=== INPUT MATERIAL ===

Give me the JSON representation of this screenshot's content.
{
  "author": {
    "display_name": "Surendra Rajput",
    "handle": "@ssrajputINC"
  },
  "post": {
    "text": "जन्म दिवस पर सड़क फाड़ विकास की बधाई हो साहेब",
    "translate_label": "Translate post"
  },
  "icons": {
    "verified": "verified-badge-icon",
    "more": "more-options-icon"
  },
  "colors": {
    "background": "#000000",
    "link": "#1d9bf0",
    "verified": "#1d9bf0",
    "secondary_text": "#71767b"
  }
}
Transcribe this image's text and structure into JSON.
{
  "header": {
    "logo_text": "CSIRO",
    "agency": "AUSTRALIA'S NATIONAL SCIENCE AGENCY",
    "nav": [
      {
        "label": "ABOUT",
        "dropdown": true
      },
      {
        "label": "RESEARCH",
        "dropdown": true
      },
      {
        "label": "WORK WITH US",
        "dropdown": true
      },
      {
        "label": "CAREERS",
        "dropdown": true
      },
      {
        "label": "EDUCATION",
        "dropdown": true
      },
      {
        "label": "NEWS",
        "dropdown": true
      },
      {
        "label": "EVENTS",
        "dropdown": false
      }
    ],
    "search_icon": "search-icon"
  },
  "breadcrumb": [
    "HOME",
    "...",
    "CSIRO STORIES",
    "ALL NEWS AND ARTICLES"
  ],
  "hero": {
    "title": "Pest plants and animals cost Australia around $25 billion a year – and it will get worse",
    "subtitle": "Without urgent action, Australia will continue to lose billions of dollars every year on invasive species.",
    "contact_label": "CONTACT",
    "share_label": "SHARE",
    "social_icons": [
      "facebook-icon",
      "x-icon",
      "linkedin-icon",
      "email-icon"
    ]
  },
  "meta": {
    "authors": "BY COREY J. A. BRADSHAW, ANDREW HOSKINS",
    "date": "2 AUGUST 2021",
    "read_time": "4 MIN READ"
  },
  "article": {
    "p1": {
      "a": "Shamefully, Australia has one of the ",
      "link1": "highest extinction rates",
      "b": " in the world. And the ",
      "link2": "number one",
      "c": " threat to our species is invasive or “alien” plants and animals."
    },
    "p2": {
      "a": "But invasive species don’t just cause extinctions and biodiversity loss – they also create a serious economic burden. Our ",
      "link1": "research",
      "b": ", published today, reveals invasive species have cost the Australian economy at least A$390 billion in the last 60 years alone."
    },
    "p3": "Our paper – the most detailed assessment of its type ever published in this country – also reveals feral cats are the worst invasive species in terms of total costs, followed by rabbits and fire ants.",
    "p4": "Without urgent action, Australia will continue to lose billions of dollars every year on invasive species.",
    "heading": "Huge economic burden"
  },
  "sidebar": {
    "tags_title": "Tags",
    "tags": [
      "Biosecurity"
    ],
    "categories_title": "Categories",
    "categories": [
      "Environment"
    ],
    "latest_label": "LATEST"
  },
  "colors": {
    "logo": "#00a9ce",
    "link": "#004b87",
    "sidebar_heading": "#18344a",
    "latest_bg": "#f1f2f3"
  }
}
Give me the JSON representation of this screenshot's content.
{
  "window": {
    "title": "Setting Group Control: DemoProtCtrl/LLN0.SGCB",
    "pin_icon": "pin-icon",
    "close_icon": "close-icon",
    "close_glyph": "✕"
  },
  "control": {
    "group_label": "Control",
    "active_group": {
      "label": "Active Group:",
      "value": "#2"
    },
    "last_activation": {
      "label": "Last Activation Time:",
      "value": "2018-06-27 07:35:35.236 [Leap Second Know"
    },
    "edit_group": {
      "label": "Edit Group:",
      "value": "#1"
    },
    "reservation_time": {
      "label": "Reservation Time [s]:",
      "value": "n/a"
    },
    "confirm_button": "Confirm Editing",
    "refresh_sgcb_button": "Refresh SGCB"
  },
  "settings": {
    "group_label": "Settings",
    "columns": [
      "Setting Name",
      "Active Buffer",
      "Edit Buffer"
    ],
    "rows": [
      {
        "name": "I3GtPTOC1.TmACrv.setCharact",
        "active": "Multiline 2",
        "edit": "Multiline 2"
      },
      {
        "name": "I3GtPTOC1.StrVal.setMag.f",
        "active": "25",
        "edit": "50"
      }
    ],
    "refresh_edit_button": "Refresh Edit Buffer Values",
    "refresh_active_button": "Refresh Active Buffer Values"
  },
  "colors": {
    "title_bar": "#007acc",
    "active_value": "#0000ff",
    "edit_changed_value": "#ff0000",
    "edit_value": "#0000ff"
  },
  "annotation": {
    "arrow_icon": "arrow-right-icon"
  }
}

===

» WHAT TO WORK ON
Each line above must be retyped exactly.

» ANSWER BELOW
Give me the JSON representation of this screenshot's content.
{
  "author": {
    "display_name": "Surendra Rajput",
    "handle": "@ssrajputINC"
  },
  "post": {
    "text": "जन्म दिवस पर सड़क फाड़ विकास की बधाई हो साहेब",
    "translate_label": "Translate post"
  },
  "icons": {
    "verified": "verified-badge-icon",
    "more": "more-options-icon"
  },
  "colors": {
    "background": "#000000",
    "link": "#1d9bf0",
    "verified": "#1d9bf0",
    "secondary_text": "#71767b"
  }
}
Transcribe this image's text and structure into JSON.
{
  "header": {
    "logo_text": "CSIRO",
    "agency": "AUSTRALIA'S NATIONAL SCIENCE AGENCY",
    "nav": [
      {
        "label": "ABOUT",
        "dropdown": true
      },
      {
        "label": "RESEARCH",
        "dropdown": true
      },
      {
        "label": "WORK WITH US",
        "dropdown": true
      },
      {
        "label": "CAREERS",
        "dropdown": true
      },
      {
        "label": "EDUCATION",
        "dropdown": true
      },
      {
        "label": "NEWS",
        "dropdown": true
      },
      {
        "label": "EVENTS",
        "dropdown": false
      }
    ],
    "search_icon": "search-icon"
  },
  "breadcrumb": [
    "HOME",
    "...",
    "CSIRO STORIES",
    "ALL NEWS AND ARTICLES"
  ],
  "hero": {
    "title": "Pest plants and animals cost Australia around $25 billion a year – and it will get worse",
    "subtitle": "Without urgent action, Australia will continue to lose billions of dollars every year on invasive species.",
    "contact_label": "CONTACT",
    "share_label": "SHARE",
    "social_icons": [
      "facebook-icon",
      "x-icon",
      "linkedin-icon",
      "email-icon"
    ]
  },
  "meta": {
    "authors": "BY COREY J. A. BRADSHAW, ANDREW HOSKINS",
    "date": "2 AUGUST 2021",
    "read_time": "4 MIN READ"
  },
  "article": {
    "p1": {
      "a": "Shamefully, Australia has one of the ",
      "link1": "highest extinction rates",
      "b": " in the world. And the ",
      "link2": "number one",
      "c": " threat to our species is invasive or “alien” plants and animals."
    },
    "p2": {
      "a": "But invasive species don’t just cause extinctions and biodiversity loss – they also create a serious economic burden. Our ",
      "link1": "research",
      "b": ", published today, reveals invasive species have cost the Australian economy at least A$390 billion in the last 60 years alone."
    },
    "p3": "Our paper – the most detailed assessment of its type ever published in this country – also reveals feral cats are the worst invasive species in terms of total costs, followed by rabbits and fire ants.",
    "p4": "Without urgent action, Australia will continue to lose billions of dollars every year on invasive species.",
    "heading": "Huge economic burden"
  },
  "sidebar": {
    "tags_title": "Tags",
    "tags": [
      "Biosecurity"
    ],
    "categories_title": "Categories",
    "categories": [
      "Environment"
    ],
    "latest_label": "LATEST"
  },
  "colors": {
    "logo": "#00a9ce",
    "link": "#004b87",
    "sidebar_heading": "#18344a",
    "latest_bg": "#f1f2f3"
  }
}
Give me the JSON representation of this screenshot's content.
{
  "window": {
    "title": "Setting Group Control: DemoProtCtrl/LLN0.SGCB",
    "pin_icon": "pin-icon",
    "close_icon": "close-icon",
    "close_glyph": "✕"
  },
  "control": {
    "group_label": "Control",
    "active_group": {
      "label": "Active Group:",
      "value": "#2"
    },
    "last_activation": {
      "label": "Last Activation Time:",
      "value": "2018-06-27 07:35:35.236 [Leap Second Know"
    },
    "edit_group": {
      "label": "Edit Group:",
      "value": "#1"
    },
    "reservation_time": {
      "label": "Reservation Time [s]:",
      "value": "n/a"
    },
    "confirm_button": "Confirm Editing",
    "refresh_sgcb_button": "Refresh SGCB"
  },
  "settings": {
    "group_label": "Settings",
    "columns": [
      "Setting Name",
      "Active Buffer",
      "Edit Buffer"
    ],
    "rows": [
      {
        "name": "I3GtPTOC1.TmACrv.setCharact",
        "active": "Multiline 2",
        "edit": "Multiline 2"
      },
      {
        "name": "I3GtPTOC1.StrVal.setMag.f",
        "active": "25",
        "edit": "50"
      }
    ],
    "refresh_edit_button": "Refresh Edit Buffer Values",
    "refresh_active_button": "Refresh Active Buffer Values"
  },
  "colors": {
    "title_bar": "#007acc",
    "active_value": "#0000ff",
    "edit_changed_value": "#ff0000",
    "edit_value": "#0000ff"
  },
  "annotation": {
    "arrow_icon": "arrow-right-icon"
  }
}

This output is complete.